Won a summary judgment dismissing a copyright infringement lawsuit brought against Beyoncé, Sony BMG and the co-writers and publishers of “Baby Boy.” The court found that Beyoncé’s Grammy Award-winning song “Baby Boy” did not infringe the plaintiff’s copyright. The decision was affirmed on appeal in all respects. Armour v. Knowles, 2006 WL 2713787 (S.D. Tex. filed Sep 21, 2006), aff’d, 512 F.3d 147 (5th Cir. 2007) (per curiam).
Won the dismissal of a client from a $30 million Civil Rights Act race discrimination suit when federal court granted the client’s motion to dismiss.
Originally published on April 23, 2011 on EntertainmentLitigation.com
Even informal comments can be sufficient to form a binding oral contract. Some are more costly than others.
Richard C. Davis is the founder of Trademark Properties, a Charleston-based company that specializes in buying and rehabbing houses, then flipping them for a profit. Davis contacted A&E Television Networks to discuss turning one of his concepts into a reality television series. After negotiations between Davis and Charles Nordlander, one of A&E’s executives, the parties ultimately agreed to jointly develop a show that became the reality television series “Flip This House.” The terms of the deal were, however, never documented in writing.
After filming a pilot and 13 episodes of Flip This House, a dispute developed between Davis and A&E. Davis claimed that he and A&E agreed to split all net revenues generated by the show on a 50/50 basis. A&E told Davis no such deal had been made, so Davis sued A&E for breach of contract. At trial, Charleston jury agreed with Davis and rendered a $4 million verdict in his favor, representing approximately 50% of the net revenue. A&E appealed to the Fourth Circuit Court of Appeals, contending that the evidence was legally insufficient to support a finding of an oral contract.
In an opinion written by Senior Judge Bobby Baldock, the Fourth Circuit recounted the trial testimony:

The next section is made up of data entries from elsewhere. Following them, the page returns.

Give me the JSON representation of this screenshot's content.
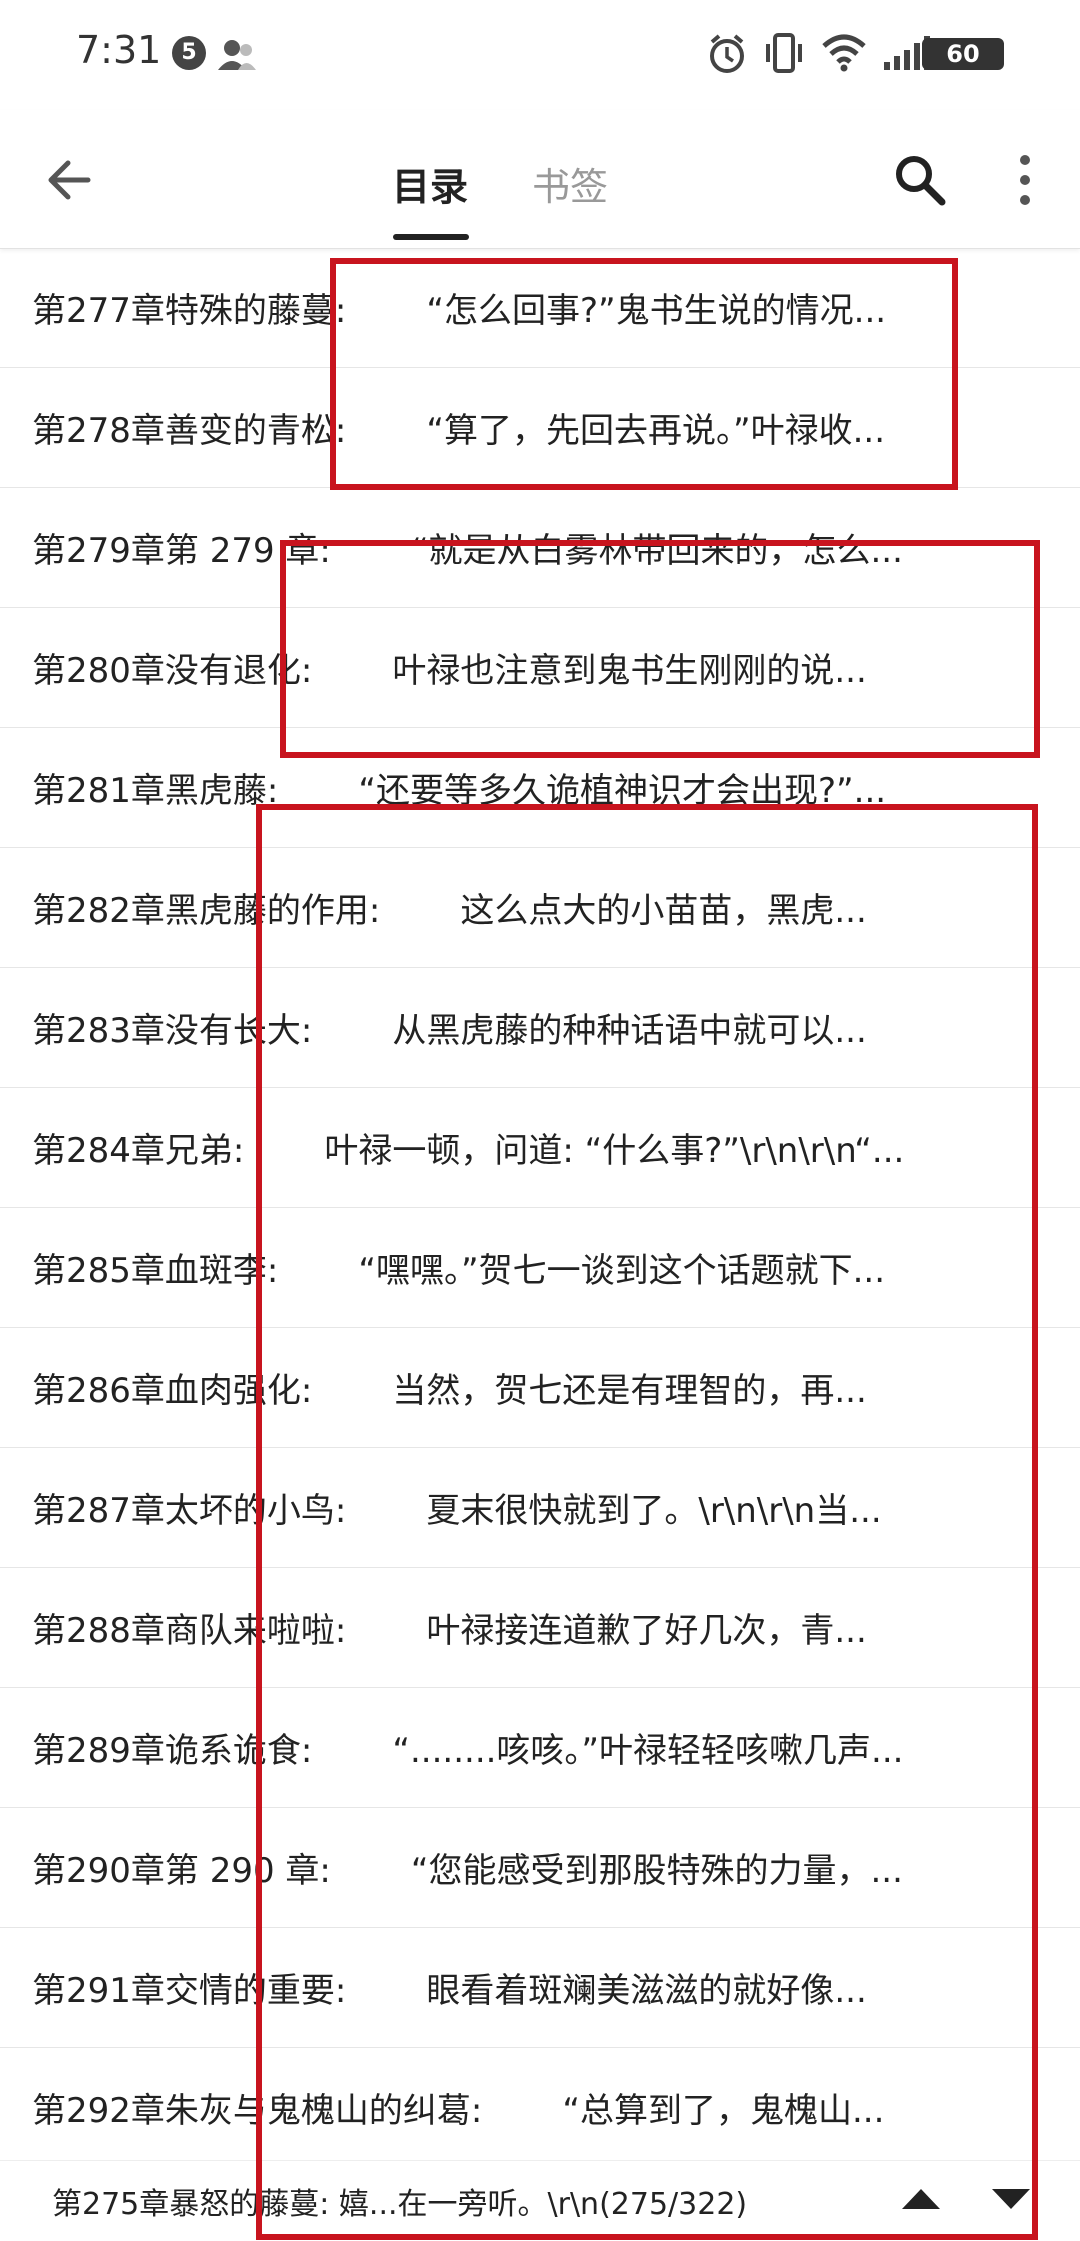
{
  "status_bar": {
    "time": "7:31",
    "notification_count": "5",
    "battery": "60",
    "icons": [
      "person-icon",
      "alarm-icon",
      "vibrate-icon",
      "wifi-icon",
      "signal-icon",
      "battery-icon"
    ]
  },
  "toolbar": {
    "tabs": [
      {
        "label": "目录",
        "selected": true
      },
      {
        "label": "书签",
        "selected": false
      }
    ]
  },
  "chapters": [
    {
      "title": "第277章特殊的藤蔓:",
      "preview": "“怎么回事?”鬼书生说的情况..."
    },
    {
      "title": "第278章善变的青松:",
      "preview": "“算了，先回去再说。”叶禄收..."
    },
    {
      "title": "第279章第 279 章:",
      "preview": "“就是从白雾林带回来的，怎么..."
    },
    {
      "title": "第280章没有退化:",
      "preview": "叶禄也注意到鬼书生刚刚的说..."
    },
    {
      "title": "第281章黑虎藤:",
      "preview": "“还要等多久诡植神识才会出现?”..."
    },
    {
      "title": "第282章黑虎藤的作用:",
      "preview": "这么点大的小苗苗，黑虎..."
    },
    {
      "title": "第283章没有长大:",
      "preview": "从黑虎藤的种种话语中就可以..."
    },
    {
      "title": "第284章兄弟:",
      "preview": "叶禄一顿，问道: “什么事?”\\r\\n\\r\\n“..."
    },
    {
      "title": "第285章血斑李:",
      "preview": "“嘿嘿。”贺七一谈到这个话题就下..."
    },
    {
      "title": "第286章血肉强化:",
      "preview": "当然，贺七还是有理智的，再..."
    },
    {
      "title": "第287章太坏的小鸟:",
      "preview": "夏末很快就到了。\\r\\n\\r\\n当..."
    },
    {
      "title": "第288章商队来啦啦:",
      "preview": "叶禄接连道歉了好几次，青..."
    },
    {
      "title": "第289章诡系诡食:",
      "preview": "“........咳咳。”叶禄轻轻咳嗽几声..."
    },
    {
      "title": "第290章第 290 章:",
      "preview": "“您能感受到那股特殊的力量，..."
    },
    {
      "title": "第291章交情的重要:",
      "preview": "眼看着斑斓美滋滋的就好像..."
    },
    {
      "title": "第292章朱灰与鬼槐山的纠葛:",
      "preview": "“总算到了，鬼槐山..."
    }
  ],
  "bottom_bar": {
    "current_text": "第275章暴怒的藤蔓:     嬉...在一旁听。\\r\\n(275/322)"
  },
  "colors": {
    "annotation": "#c8141e",
    "text": "#222222",
    "inactive_tab": "#999999"
  }
}
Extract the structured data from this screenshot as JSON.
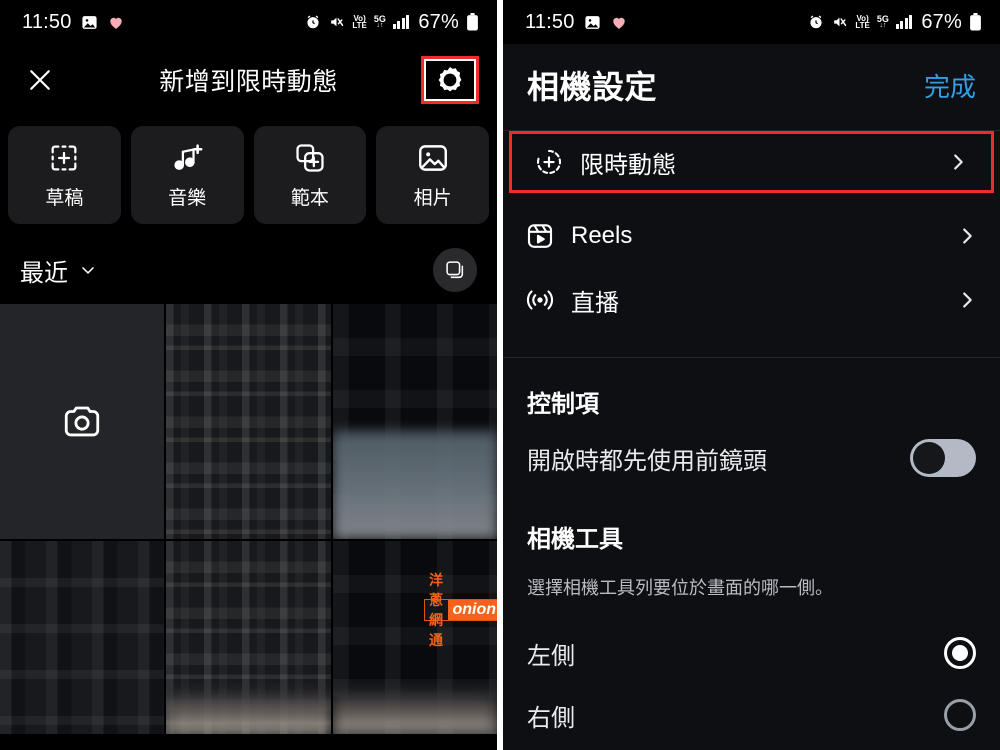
{
  "status_bar": {
    "time": "11:50",
    "battery_percent": "67%",
    "icons": [
      "photo-icon",
      "heart-icon",
      "alarm-icon",
      "mute-icon",
      "volte-icon",
      "5g-icon",
      "signal-icon",
      "battery-icon"
    ],
    "volte_top": "Vo)",
    "volte_bottom": "LTE",
    "net_top": "5G",
    "net_bottom": "↓↑"
  },
  "left_panel": {
    "close_label": "✕",
    "title": "新增到限時動態",
    "settings_icon": "gear-icon",
    "cards": [
      {
        "icon": "draft-plus-icon",
        "label": "草稿"
      },
      {
        "icon": "music-note-plus-icon",
        "label": "音樂"
      },
      {
        "icon": "template-plus-icon",
        "label": "範本"
      },
      {
        "icon": "photo-icon",
        "label": "相片"
      }
    ],
    "gallery": {
      "filter_label": "最近",
      "filter_chevron": "chevron-down-icon",
      "multiselect_icon": "layers-icon",
      "camera_tile_icon": "camera-icon"
    }
  },
  "right_panel": {
    "title": "相機設定",
    "done_label": "完成",
    "done_color": "#2f9fe8",
    "highlight_color": "#ef2b2b",
    "menu": [
      {
        "icon": "story-plus-icon",
        "label": "限時動態",
        "chevron": "chevron-right-icon",
        "highlighted": true
      },
      {
        "icon": "reels-icon",
        "label": "Reels",
        "chevron": "chevron-right-icon",
        "highlighted": false
      },
      {
        "icon": "live-icon",
        "label": "直播",
        "chevron": "chevron-right-icon",
        "highlighted": false
      }
    ],
    "controls": {
      "section_title": "控制項",
      "toggle_label": "開啟時都先使用前鏡頭",
      "toggle_state": "off"
    },
    "camera_tools": {
      "section_title": "相機工具",
      "description": "選擇相機工具列要位於畫面的哪一側。",
      "options": [
        {
          "label": "左側",
          "selected": true
        },
        {
          "label": "右側",
          "selected": false
        }
      ]
    }
  },
  "watermark": {
    "text_cn": "洋蔥網通",
    "text_en": "onion",
    "color": "#f4631c"
  }
}
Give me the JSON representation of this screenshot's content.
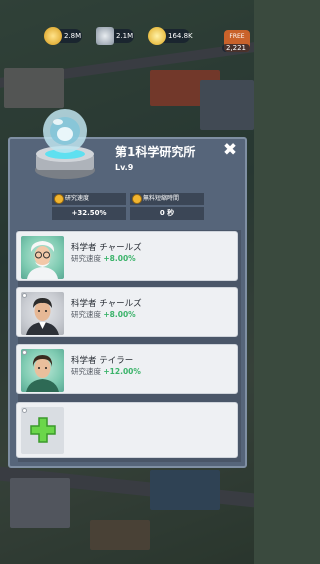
{
  "topbar": {
    "resources": [
      {
        "name": "gold",
        "value": "2.8M"
      },
      {
        "name": "steel",
        "value": "2.1M"
      },
      {
        "name": "coin",
        "value": "164.8K"
      }
    ],
    "right_button": "FREE",
    "right_count": "2,221"
  },
  "modal": {
    "title": "第1科学研究所",
    "level": "Lv.9",
    "stats": [
      {
        "label": "研究速度",
        "value": "+32.50%"
      },
      {
        "label": "無料短縮時間",
        "value": "0 秒"
      }
    ],
    "scientists": [
      {
        "name": "科学者 チャールズ",
        "speed_label": "研究速度",
        "speed_value": "+8.00%",
        "bg": "teal"
      },
      {
        "name": "科学者 チャールズ",
        "speed_label": "研究速度",
        "speed_value": "+8.00%",
        "bg": "grey"
      },
      {
        "name": "科学者 テイラー",
        "speed_label": "研究速度",
        "speed_value": "+12.00%",
        "bg": "teal"
      }
    ]
  },
  "colors": {
    "accent_green": "#3bb36a",
    "panel": "#56657a",
    "card": "#eef0f3"
  }
}
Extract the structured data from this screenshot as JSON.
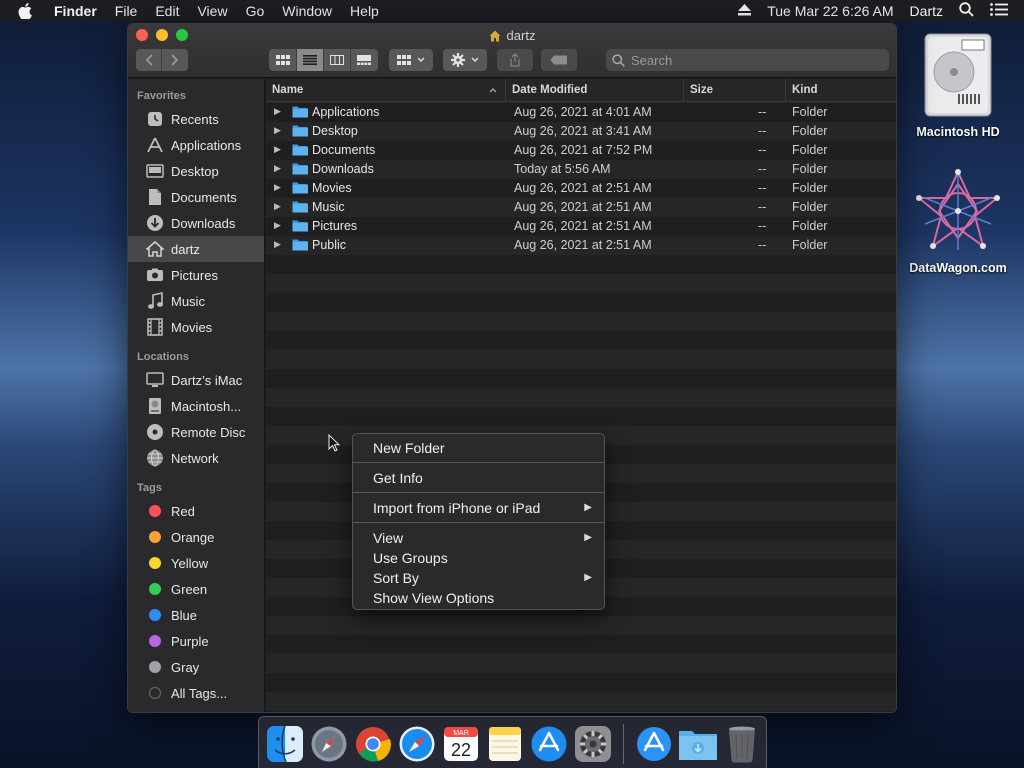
{
  "menubar": {
    "app_name": "Finder",
    "items": [
      "File",
      "Edit",
      "View",
      "Go",
      "Window",
      "Help"
    ],
    "datetime": "Tue Mar 22  6:26 AM",
    "user": "Dartz"
  },
  "desktop": {
    "icons": [
      {
        "label": "Macintosh HD"
      },
      {
        "label": "DataWagon.com"
      }
    ]
  },
  "window": {
    "title": "dartz",
    "search_placeholder": "Search"
  },
  "sidebar": {
    "favorites_header": "Favorites",
    "favorites": [
      {
        "label": "Recents",
        "icon": "recents-icon"
      },
      {
        "label": "Applications",
        "icon": "applications-icon"
      },
      {
        "label": "Desktop",
        "icon": "desktop-icon"
      },
      {
        "label": "Documents",
        "icon": "documents-icon"
      },
      {
        "label": "Downloads",
        "icon": "downloads-icon"
      },
      {
        "label": "dartz",
        "icon": "home-icon",
        "selected": true
      },
      {
        "label": "Pictures",
        "icon": "pictures-icon"
      },
      {
        "label": "Music",
        "icon": "music-icon"
      },
      {
        "label": "Movies",
        "icon": "movies-icon"
      }
    ],
    "locations_header": "Locations",
    "locations": [
      {
        "label": "Dartz’s iMac",
        "icon": "imac-icon"
      },
      {
        "label": "Macintosh...",
        "icon": "disk-icon"
      },
      {
        "label": "Remote Disc",
        "icon": "disc-icon"
      },
      {
        "label": "Network",
        "icon": "network-icon"
      }
    ],
    "tags_header": "Tags",
    "tags": [
      {
        "label": "Red",
        "color": "#ff5257"
      },
      {
        "label": "Orange",
        "color": "#f7a133"
      },
      {
        "label": "Yellow",
        "color": "#f6d530"
      },
      {
        "label": "Green",
        "color": "#34cc59"
      },
      {
        "label": "Blue",
        "color": "#2f8cf5"
      },
      {
        "label": "Purple",
        "color": "#b767e0"
      },
      {
        "label": "Gray",
        "color": "#a2a2a6"
      },
      {
        "label": "All Tags...",
        "color": "#5a5a5c"
      }
    ]
  },
  "list": {
    "columns": {
      "name": "Name",
      "date": "Date Modified",
      "size": "Size",
      "kind": "Kind"
    },
    "rows": [
      {
        "name": "Applications",
        "date": "Aug 26, 2021 at 4:01 AM",
        "size": "--",
        "kind": "Folder"
      },
      {
        "name": "Desktop",
        "date": "Aug 26, 2021 at 3:41 AM",
        "size": "--",
        "kind": "Folder"
      },
      {
        "name": "Documents",
        "date": "Aug 26, 2021 at 7:52 PM",
        "size": "--",
        "kind": "Folder"
      },
      {
        "name": "Downloads",
        "date": "Today at 5:56 AM",
        "size": "--",
        "kind": "Folder"
      },
      {
        "name": "Movies",
        "date": "Aug 26, 2021 at 2:51 AM",
        "size": "--",
        "kind": "Folder"
      },
      {
        "name": "Music",
        "date": "Aug 26, 2021 at 2:51 AM",
        "size": "--",
        "kind": "Folder"
      },
      {
        "name": "Pictures",
        "date": "Aug 26, 2021 at 2:51 AM",
        "size": "--",
        "kind": "Folder"
      },
      {
        "name": "Public",
        "date": "Aug 26, 2021 at 2:51 AM",
        "size": "--",
        "kind": "Folder"
      }
    ]
  },
  "context_menu": {
    "new_folder": "New Folder",
    "get_info": "Get Info",
    "import": "Import from iPhone or iPad",
    "view": "View",
    "use_groups": "Use Groups",
    "sort_by": "Sort By",
    "show_view_options": "Show View Options"
  },
  "dock": {
    "calendar_month": "MAR",
    "calendar_day": "22"
  }
}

Plaintiff’s [Davis’] testimony reveals that he and Nordlander extensively negotiated, discussing production costs, production crew, production credits, real estate risk, raising revenue, and splitting revenue, among other things. Nordlander stated his deal-breaker—bearing any risk for the real estate—and the one condition on going forward with production of the series—board approval. And, Plaintiff stated his deal-breaker—splitting all revenue equally—numerous times in various ways, even illustrating this term of his offer with a lengthy recounting of a prior deal. To this, Plaintiff testified Nordlander said “Okay, okay, I get it.” He also testified Nordlander said their making the television series was contingent on board approval. Tellingly, accordingly to Plaintiff, Nordlander did not indicate their deal was contingent on anything else or give any indication that Defendant would not accept a fifty-fifty split of revenue, only that such a split would likely not be a beneficial arrangement for Plaintiff. Furthermore, no evidence suggests Nordlander explained that the board would only approve the series and the money to produce the series without approving the agreement to split net profits equally. And, Defendant eventually notified Plaintiff that “[t]he board approved the money for our series.” Though the board approved the making of the show, it seems undisputed that the board neither considered nor approved any revenue sharing agreement. Nothing in the record suggests that any of Defendant’s representatives conveyed to Plaintiff that the board approved “money for our series,” but did not approve a fifty-fifty agreement. From this evidence, a reasonable jury could conclude a reasonable person in Plaintiff’s position after such extensive bargaining could plausibly interpret “Okay, okay I get it,” in conjunction with the statement that the only condition is board approval, as acceptance.
There was also testimony about the conduct of the parties that indicated the existence of an agrement, leading Davis to ask the trial court to instruct the jury that “a contract is an obligation which arises from actual agreement of the parties, manifested by words, oral or written, or by conduct.” But the district court refused to give the instruction, “concluding the trial had revealed no conduct…that could be interpreted as constituting an acceptance by [A&E] of any offer made by [Davis] so as to make a contract.” That left Davis with having to rely on the “Okay, okay, I get it” language to demonstrate the existence of binding agreement. This, it turns out, was sufficient. As the Fourth Circuit explained:
[O]ur review of the record makes clear that Plaintiff [Davis] was only able to specify one statement of acceptance by Nordlander: “Okay, okay, I get it.” We take Plaintiff’s word for it, as we must, that Nordlander said “Okay, okay, I get it.” We can safely say that statement does not objectively convey unambiguous and unequivocal acceptance of Plaintiff’s offer. We cannot say, however, that such a statement made in a certain tone of voice or in a given context could not plausibly mean “I accept.” As we explained, if Plaintiff reasonably or plausibly understood Nordlander’s equivocal statement as an acceptance, then a contract was formed.